WORK REQUIRED: Your answer should be every line of the records that contains the word "platform", copied as it stands.

DATA FOR THIS EXERCISE:
——————————
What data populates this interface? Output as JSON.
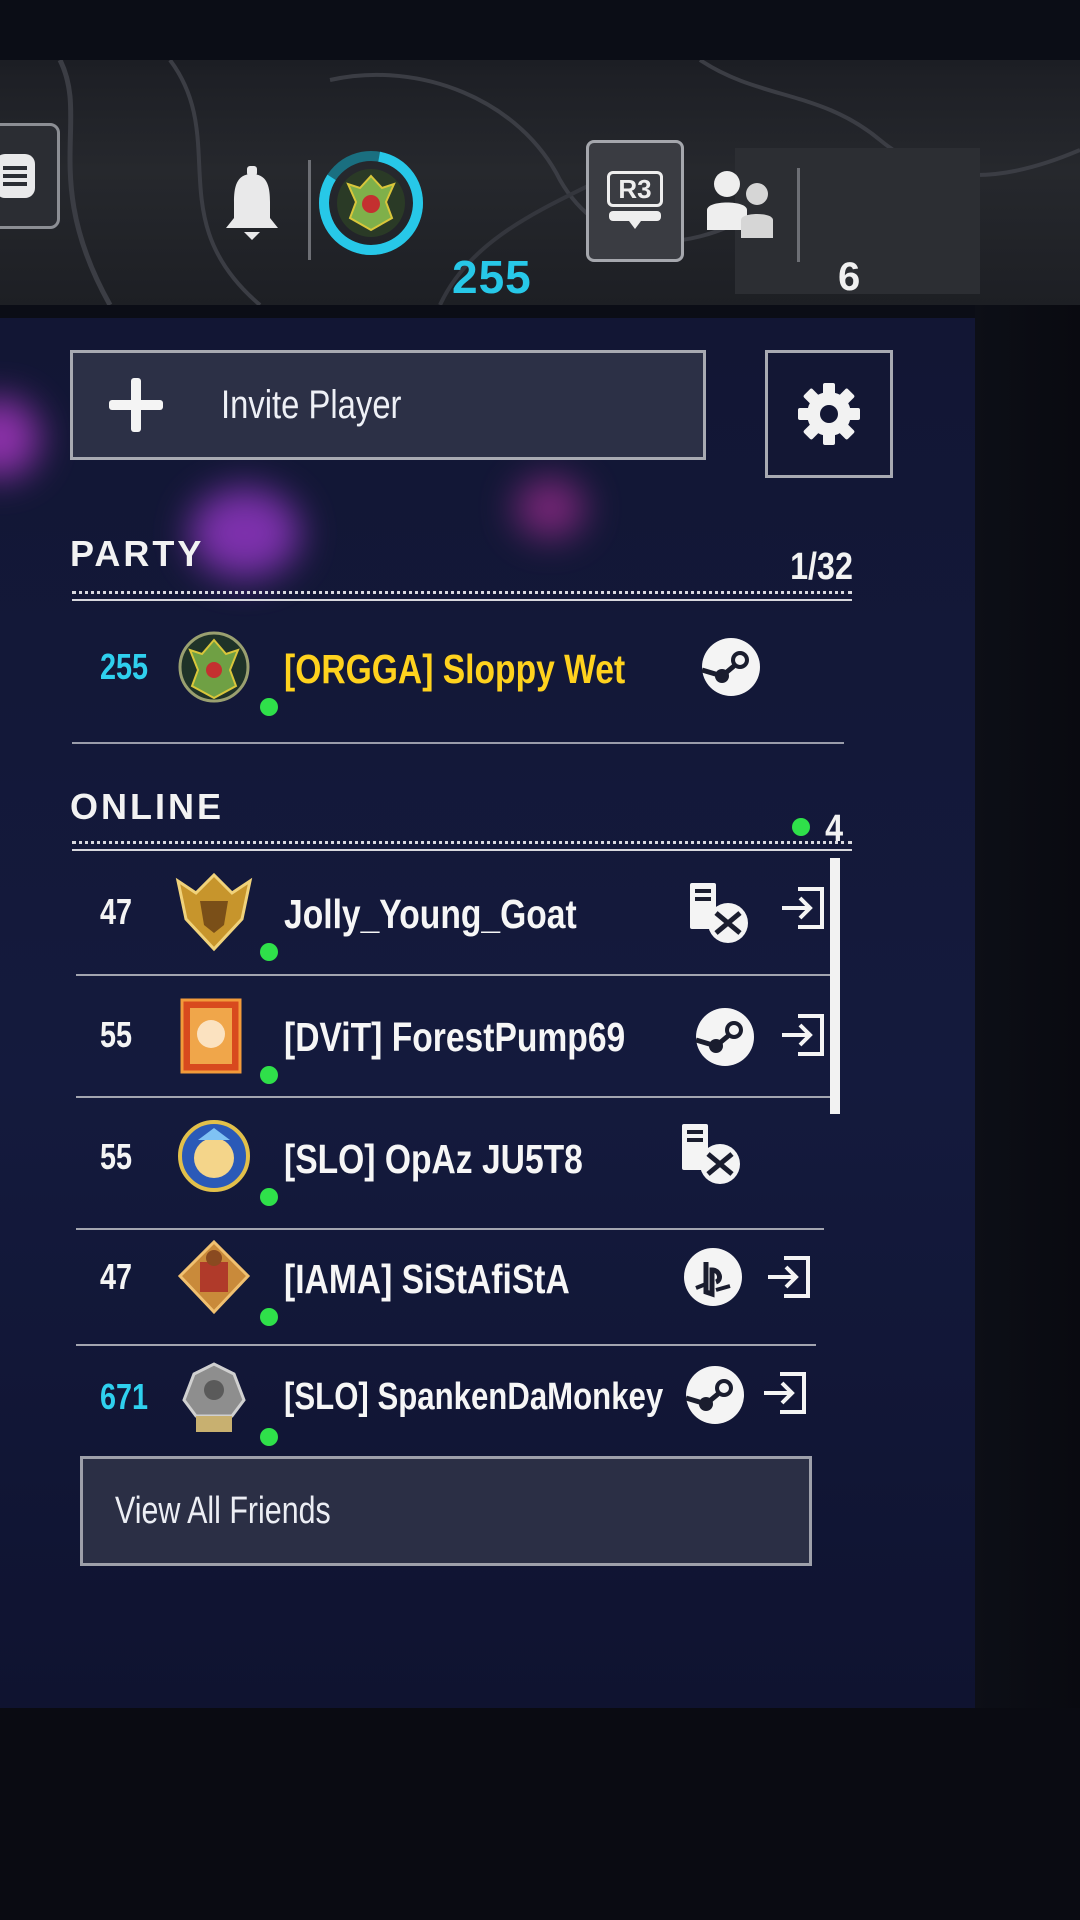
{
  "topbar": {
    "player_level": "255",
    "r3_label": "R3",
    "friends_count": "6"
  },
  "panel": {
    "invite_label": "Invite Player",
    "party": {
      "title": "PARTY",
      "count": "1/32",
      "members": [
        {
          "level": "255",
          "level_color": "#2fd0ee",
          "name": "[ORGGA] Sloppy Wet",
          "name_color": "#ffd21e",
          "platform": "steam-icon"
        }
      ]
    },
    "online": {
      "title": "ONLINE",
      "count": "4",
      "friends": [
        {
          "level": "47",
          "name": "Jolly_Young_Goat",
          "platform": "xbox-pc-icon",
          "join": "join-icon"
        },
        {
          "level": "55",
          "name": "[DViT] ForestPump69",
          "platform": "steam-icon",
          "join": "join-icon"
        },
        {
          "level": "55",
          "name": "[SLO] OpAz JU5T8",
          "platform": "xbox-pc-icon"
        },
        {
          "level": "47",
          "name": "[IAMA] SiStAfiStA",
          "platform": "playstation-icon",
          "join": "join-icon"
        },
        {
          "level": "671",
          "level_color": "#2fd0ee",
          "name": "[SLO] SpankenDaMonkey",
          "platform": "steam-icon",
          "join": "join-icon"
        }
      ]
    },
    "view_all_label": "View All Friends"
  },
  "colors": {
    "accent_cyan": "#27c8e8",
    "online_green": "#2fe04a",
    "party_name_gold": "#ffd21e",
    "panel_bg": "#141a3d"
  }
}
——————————
SOLUTION TO THIS EXERCISE:
          "platform": "steam-icon"
          "platform": "xbox-pc-icon",
          "platform": "steam-icon",
          "platform": "xbox-pc-icon"
          "platform": "playstation-icon",
          "platform": "steam-icon",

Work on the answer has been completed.